Here are the sites in this neighborhood:
Why are these five sites in my neighborhood? It’s obvious that my own site, jon.sf.fedwikihappening.net, belongs. And since I’ve navigated to a page on forage.ward.fed.wiki.org, it’s not suprising to find that site in my neighborhood too. But what about the other three? Why are they included?
The answer is that Ward’s page includes references to sites.fed.wiki.org, video.fed.wiki.org, and ward.fed.wiki.org. A FedWiki reference looks like a paragraph, but its blue tint signals that it’s special. Unlike a normal paragraph, which you inject into the page using the HTML or Markdown plugin, a reference is injected using the Reference plugin. It’s a dynamic element that displays the flag, the page name, and synopsis (first paragraph) of the referenced page. It also adds that page’s origin site to the neighborhood.

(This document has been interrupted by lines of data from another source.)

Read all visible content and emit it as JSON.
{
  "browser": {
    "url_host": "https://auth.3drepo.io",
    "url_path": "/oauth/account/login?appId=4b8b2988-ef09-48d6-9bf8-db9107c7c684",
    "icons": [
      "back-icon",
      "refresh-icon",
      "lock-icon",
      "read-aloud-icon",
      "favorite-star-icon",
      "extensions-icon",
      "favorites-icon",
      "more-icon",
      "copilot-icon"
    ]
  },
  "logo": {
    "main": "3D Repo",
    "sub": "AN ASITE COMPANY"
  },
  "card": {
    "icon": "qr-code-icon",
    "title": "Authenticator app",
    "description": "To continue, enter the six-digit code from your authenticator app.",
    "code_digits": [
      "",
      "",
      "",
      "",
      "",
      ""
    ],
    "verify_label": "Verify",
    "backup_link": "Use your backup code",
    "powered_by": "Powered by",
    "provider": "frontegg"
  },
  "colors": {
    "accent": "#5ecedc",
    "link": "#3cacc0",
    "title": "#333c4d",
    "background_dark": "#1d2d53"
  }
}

Two of the five sites in this example neighborhood — jon.sf.fedwikihappening.net and forage.ward.fed.wiki.org — got there directly by way of navigation. The other three got there indirectly by way of references.
To add a reference to one of your own pages, you click the + symbol to add a factory, drag the flag (or favicon) of a remote FedWiki page, and drop it onto the factory.
To illustrate, I’ll start with a scratch page that has a factory ready to accept a drop.
In a second browser tab, I’ll navigate to forage.ward.fed.wiki.org’s Ward Cunningham page, the one with the three references we saw above. Then I’ll drag that page’s favicon into the first browser tab and drop it onto the factory. Dragging between browser tabs may be unfamiliar to you. It was to me as well, actually. But it’s a thing.
The setup in this example is:
Tab 1: http://jon.sf.fedwikihappening.net/view/welcome-visitors/view/scratch
Tab 2: http://forage.ward.fed.wiki.org/view/ward-cunningham
Here is the result:
How many sites are in this neighborhood? When I did this experiment, I predicted either 2 or 5. It would be 2 if the neighborhood included only my site and the origin of the referenced page. It would be 5 if FedWiki included, in addition, sites referenced on the referenced page. Things aren’t transitive in that way, it turns out, so the answer is 2.
Except that it isn’t. It’s 3! Look at the row of flags in the bottom right corner. There are three of them: jon.sf.fedwikihappening.net, forage.ward.fed.wiki.org, and mysteriously, fedwikihappening.rodwell.me. That’s Paul Rodwell’s site. How did he get into this neighborhood?
This closeup of the journal will help explain the mystery. The page was forked 5 days ago.
We can view the source of the page to find out more.
And here’s the answer. Early in the life of my scratch page I forked Paul Rodwell’s scratch page from fedwikihappening.rodwell.me.
So we’ve now discovered a third way to grow your neighborhood. First by navigating to remote pages directly. Second by including references to remote pages. And third by forking remote pages.